### Your assignment
Select every line below containing the word "label".

(Entries from a dataset of interfaces)
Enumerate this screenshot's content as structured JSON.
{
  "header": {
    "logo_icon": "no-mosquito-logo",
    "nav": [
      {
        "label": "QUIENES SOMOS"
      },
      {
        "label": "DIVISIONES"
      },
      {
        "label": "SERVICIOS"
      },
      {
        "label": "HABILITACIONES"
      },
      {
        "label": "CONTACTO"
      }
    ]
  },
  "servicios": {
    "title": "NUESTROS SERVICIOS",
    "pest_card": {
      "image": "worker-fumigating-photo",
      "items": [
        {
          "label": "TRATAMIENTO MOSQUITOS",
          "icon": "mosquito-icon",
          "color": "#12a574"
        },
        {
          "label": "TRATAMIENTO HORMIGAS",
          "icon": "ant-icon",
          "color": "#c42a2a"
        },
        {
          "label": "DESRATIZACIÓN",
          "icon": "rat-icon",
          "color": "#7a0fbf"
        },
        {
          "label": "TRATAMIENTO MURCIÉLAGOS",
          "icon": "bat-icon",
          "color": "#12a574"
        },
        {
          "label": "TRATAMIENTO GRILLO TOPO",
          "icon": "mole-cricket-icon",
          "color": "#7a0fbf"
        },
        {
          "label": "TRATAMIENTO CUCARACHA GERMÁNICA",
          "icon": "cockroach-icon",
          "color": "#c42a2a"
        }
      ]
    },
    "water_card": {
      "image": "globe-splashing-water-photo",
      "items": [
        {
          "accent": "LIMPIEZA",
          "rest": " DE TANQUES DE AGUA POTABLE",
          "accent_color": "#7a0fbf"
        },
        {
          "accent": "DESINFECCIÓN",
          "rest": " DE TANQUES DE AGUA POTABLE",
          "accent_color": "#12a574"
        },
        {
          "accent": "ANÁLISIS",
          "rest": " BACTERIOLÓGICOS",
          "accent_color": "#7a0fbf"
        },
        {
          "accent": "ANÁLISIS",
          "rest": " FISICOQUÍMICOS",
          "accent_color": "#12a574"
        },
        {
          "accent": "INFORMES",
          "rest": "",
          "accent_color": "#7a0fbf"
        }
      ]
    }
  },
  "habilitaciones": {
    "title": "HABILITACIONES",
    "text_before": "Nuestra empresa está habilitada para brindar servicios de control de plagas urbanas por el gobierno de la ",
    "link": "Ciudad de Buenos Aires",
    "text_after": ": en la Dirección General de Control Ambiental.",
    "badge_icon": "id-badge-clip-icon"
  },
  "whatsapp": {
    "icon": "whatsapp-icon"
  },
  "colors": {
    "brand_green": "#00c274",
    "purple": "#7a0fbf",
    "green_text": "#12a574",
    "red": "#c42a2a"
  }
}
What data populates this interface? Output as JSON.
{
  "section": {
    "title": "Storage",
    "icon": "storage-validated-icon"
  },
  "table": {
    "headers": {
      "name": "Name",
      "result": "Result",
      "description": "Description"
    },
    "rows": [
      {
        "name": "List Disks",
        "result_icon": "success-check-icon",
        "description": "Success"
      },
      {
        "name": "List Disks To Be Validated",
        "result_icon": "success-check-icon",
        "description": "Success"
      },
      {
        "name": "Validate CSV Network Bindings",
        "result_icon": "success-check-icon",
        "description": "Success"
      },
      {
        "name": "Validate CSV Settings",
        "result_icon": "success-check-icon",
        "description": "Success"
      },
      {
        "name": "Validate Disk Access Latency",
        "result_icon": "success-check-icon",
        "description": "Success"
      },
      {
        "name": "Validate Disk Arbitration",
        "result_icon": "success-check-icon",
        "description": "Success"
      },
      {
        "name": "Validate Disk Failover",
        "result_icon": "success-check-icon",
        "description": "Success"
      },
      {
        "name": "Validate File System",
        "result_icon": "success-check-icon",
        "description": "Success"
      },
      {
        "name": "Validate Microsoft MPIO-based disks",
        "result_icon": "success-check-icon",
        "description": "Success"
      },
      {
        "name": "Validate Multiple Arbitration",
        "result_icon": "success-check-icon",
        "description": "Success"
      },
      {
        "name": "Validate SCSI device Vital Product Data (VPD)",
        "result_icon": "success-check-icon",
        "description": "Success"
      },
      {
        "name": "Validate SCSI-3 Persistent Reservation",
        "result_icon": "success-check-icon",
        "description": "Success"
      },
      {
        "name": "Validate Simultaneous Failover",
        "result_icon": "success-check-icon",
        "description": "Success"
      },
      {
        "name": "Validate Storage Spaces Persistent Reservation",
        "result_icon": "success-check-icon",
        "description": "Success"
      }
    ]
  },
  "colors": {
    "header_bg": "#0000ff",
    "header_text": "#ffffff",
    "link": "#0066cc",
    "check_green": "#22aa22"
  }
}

### Reply to the task
        "label": "QUIENES SOMOS"
        "label": "DIVISIONES"
        "label": "SERVICIOS"
        "label": "HABILITACIONES"
        "label": "CONTACTO"
          "label": "TRATAMIENTO MOSQUITOS",
          "label": "TRATAMIENTO HORMIGAS",
          "label": "DESRATIZACIÓN",
          "label": "TRATAMIENTO MURCIÉLAGOS",
          "label": "TRATAMIENTO GRILLO TOPO",
          "label": "TRATAMIENTO CUCARACHA GERMÁNICA",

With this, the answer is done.